boat.jpg

I used to live on a boat.

Boats cost money whether you live in them or not.

I planned to go abroad for six months, and I couldn’t afford to keep it while I was gone.

It was 7 o’clock in the evening when I realised this. The first thing I did was put a five-day auction on eBay. I got the best pictures I could find, explained where the boat was moored and listed the boat’s features as clearly as I could. I set the reserve to zero.

I didn’t know how to get a boat demolished (which is the worst case scenario), and I didn’t know anyone who can look after it.

I searched the internet for local boat businesses and got a list of people I could call in the morning. I gently ponder the legality of taking a boat out to sea, leaving it there, and then swimming back.

I woke up early the next morning to a thunderous boom. I opened the cabin door only to realize that I was in the middle of a demolition site. A medium-sized crane was tearing massive chunks out of an old, dilapidated boat propped onto the dock beside me.

I barely managed to get one shoe on before I’m crawling into a construction site trying to wave over someone in a hard hat.

In five minutes, I learned that it costs at least a thousand pounds to demolish a boat my size. More importantly, it wouldn’t get done in under a week because they need to book a crane to pull it out of the water first.

The worst case scenario is pretty bad. In fact, it is almost twice as expensive as keeping the boat for six months.

I get on the phone and call everyone on the list I created the night before.

“I have a boat, and you can have it for free as long as you pick it up before the end of the week".

I gave everyone my number and asked them if they knew anyone I should contact.

The idea was simple: News about a free boat would travel faster than the news about a cheap boat.

If anyone got in contact with me, then I could start a bidding war by pretending lots of people were interested. If nobody made an offer then at least, I had a list of people I could give it to at the end of the week.

I spent the rest of the day designing a basic agreement for potential buyers to sign. I also got hold of the necessary paperwork to transfer the mooring costs to a buyer.

At about 6 o’clock in the evening, I tie everything up and walk home. Two people were waiting for me outside my floating abode.

The free news travelled.

They turned out to be a local business owner (nothing to do with boats) and his friend, looking for storage space for six months. Apparently, a free boat is cheaper than renting garage space.

My plan had failed.

The private bidding ploy wasn’t going to work. Surely it was cheaper for them to rent garage space than buy my boat and pay for the mooring costs. Anyways, I told them that two people were already interested in the boat and that one of them was going to offer me some money.

They didn’t match the offer.

Instead, they proposed something even better. They would buy the boat (for slightly less than I had intended to sell it for) and in 6 months time I could buy it back for exactly the same price.

It was a gentleman’s agreement.

They agreed not to sell the boat till I got back. If they did decide to sell it, then I had the first refusal.

If I decided to keep the money, then the boat was theirs.

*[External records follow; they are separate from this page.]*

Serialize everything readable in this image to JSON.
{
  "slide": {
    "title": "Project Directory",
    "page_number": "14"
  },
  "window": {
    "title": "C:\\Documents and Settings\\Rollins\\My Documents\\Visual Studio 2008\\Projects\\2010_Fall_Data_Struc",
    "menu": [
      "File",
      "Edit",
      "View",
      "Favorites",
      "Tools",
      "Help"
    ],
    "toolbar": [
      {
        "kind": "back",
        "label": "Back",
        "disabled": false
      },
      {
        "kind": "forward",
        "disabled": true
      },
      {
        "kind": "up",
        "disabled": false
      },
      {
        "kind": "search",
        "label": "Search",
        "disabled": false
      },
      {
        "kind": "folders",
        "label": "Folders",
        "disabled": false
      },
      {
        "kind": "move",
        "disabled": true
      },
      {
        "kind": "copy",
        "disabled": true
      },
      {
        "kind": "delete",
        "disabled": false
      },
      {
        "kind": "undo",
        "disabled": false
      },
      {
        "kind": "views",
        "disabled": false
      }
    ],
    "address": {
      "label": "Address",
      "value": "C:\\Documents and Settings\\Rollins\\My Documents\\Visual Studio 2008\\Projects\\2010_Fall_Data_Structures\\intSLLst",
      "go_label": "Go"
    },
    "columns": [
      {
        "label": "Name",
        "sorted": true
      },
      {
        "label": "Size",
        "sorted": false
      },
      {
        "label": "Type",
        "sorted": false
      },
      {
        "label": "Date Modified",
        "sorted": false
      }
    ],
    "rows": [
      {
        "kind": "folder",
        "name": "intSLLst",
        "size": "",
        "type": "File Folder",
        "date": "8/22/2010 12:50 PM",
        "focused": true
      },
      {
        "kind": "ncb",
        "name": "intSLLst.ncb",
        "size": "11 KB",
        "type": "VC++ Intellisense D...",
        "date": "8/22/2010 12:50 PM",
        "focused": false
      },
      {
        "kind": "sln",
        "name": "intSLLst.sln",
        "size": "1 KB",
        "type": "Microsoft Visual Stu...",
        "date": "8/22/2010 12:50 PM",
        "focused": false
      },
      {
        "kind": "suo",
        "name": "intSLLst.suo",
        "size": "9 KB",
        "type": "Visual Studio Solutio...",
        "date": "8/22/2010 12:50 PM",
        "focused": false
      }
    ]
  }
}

The only risk was that the vessel might not be waiting for me when I got back. Which wasn’t much of a risk since they paid for it.

The upside was that they were going to look after my boat for six months for free.

Luckily, I had all the necessary documents to hand. Everything was signed right then and there.

The next day they came back with the payment, and we handed the papers in to the dock office together. The city council checked our credentials and validated the transfer of ownership.

In less than 48 hours, it was official, I had sold my home.